Amazing Cake: Apple & Ricotta Cheese Bread
How dare I post another dessert recipe? But 'tis the season.
This is one of those moist delicious cakes that makes you moan with every bite. LOVED.
The recipe is based on this one, that uses cream cheese (which I never seem to have), so I substituted ricotta cheese and it was even better than the original (and the original was amazing).
The author calls this an "apple cheese bread", but there is nothing about this treat that resembles bread, except you bake it in a loaf pan (like zucchini or banana bread).
Apple & Ricotta Cheese Bread (adapted from Tomato Kumato)
1/2 cup vegetable oil
1 cup sugar
1 tsp. vanilla
1 1/3 cup flour
1 tsp. baking soda
1/2 tsp. salt
1 tsp. cinnamon
1 pinch nutmeg
6 oz. fresh ricotta cheese (or cream cheese)
1/2 cup sugar
Oven at 350F.
Grate the apples (skin and all) into a large mixing bowl. Add the oil, cup of sugar, eggs and vanilla and mix well to combine.
Without mixing, add the flour, baking soda, salt, cinnamon and nutmeg. Carefully fold the dry ingredients into the wet, and pour into the prepared loaf pan.
Combine the ricotta (or cream cheese), sugar and egg with a fork. Pour over the top of the batter, and use a knife to swirl the two layers together. If using ricotta, instead of the cream cheese, the topping will be loose.
Bake for 55-60 minutes until a toothpick inserted into the cake comes out clean with a few crumbs attached.
Allow to cool fully before slicing.
This is better the next day and the day after. Divine.
Really great recipe butter than Louisa's Cake imo.
As for the name, I call it a bread because I, like some of the earlier reviewers, like to trick myself into eating it for breakfast. Technically, it is a quickbread :)
Diet and aging expert Dr. Perricone recommends always using extra virgin olive oil instead of vegetable oil, which is a polyunsaturated fat that can make your body more susceptible to free-radical damage. If you have ever opened a bottle of vegetable oil that has been sitting in the cabinet for a period of months and have taken a whiff; you are familiar with the rancid odor of lipid peroxides. These chemicals are extremely toxic, even at very low levels. When ingested, lipid peroxides create massive inflammation in your body.
I'm not sure I know that much about extra virgin olive oil either though. I've got some reading ahead of me.

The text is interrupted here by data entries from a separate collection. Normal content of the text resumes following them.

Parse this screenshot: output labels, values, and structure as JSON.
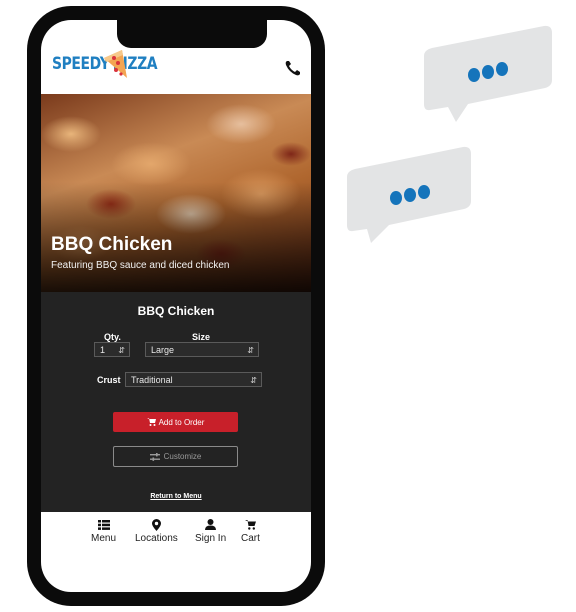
{
  "brand": {
    "logo_left": "SPEEDY",
    "logo_right": "PIZZA",
    "primary_color": "#1f7fc1",
    "accent_color": "#c8202a"
  },
  "header": {
    "phone_icon": "phone-icon"
  },
  "hero": {
    "title": "BBQ Chicken",
    "subtitle": "Featuring BBQ sauce and diced chicken"
  },
  "order_panel": {
    "title": "BBQ Chicken",
    "qty_label": "Qty.",
    "qty_value": "1",
    "size_label": "Size",
    "size_value": "Large",
    "crust_label": "Crust",
    "crust_value": "Traditional",
    "add_button": "Add to Order",
    "customize_button": "Customize",
    "return_link": "Return to Menu"
  },
  "bottom_nav": {
    "items": [
      {
        "label": "Menu",
        "icon": "list-icon"
      },
      {
        "label": "Locations",
        "icon": "map-pin-icon"
      },
      {
        "label": "Sign In",
        "icon": "user-icon"
      },
      {
        "label": "Cart",
        "icon": "cart-icon"
      }
    ]
  },
  "decor": {
    "bubble_color": "#e3e4e5",
    "dot_color": "#1574bb"
  }
}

I am Japanese and living in Germany.
I posted this on my blog page.
All in Japanese though.
I will repeat to use this recipe.

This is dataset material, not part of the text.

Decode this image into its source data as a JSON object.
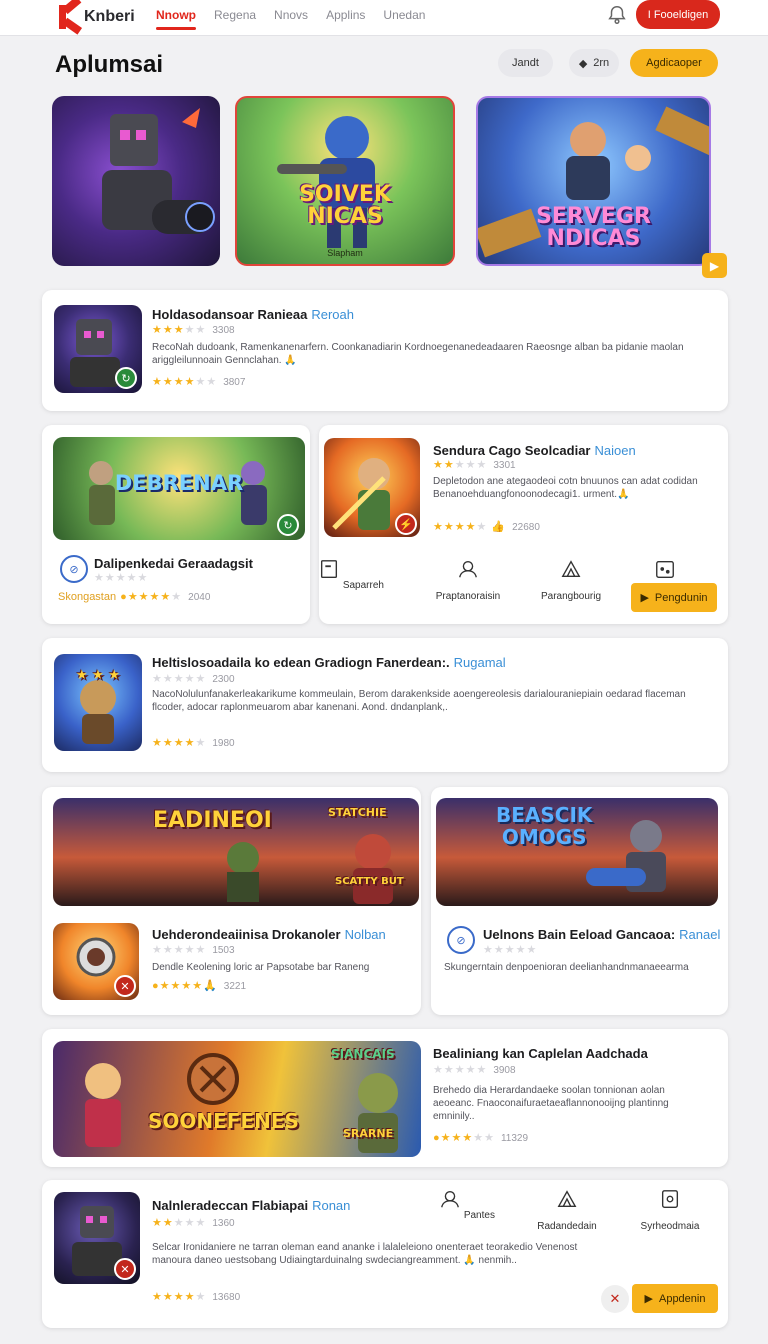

I never grease my pans anymore, because I use parchment paper instead.
But if you don't have any, then yes, always grease your pan (no need to flour it).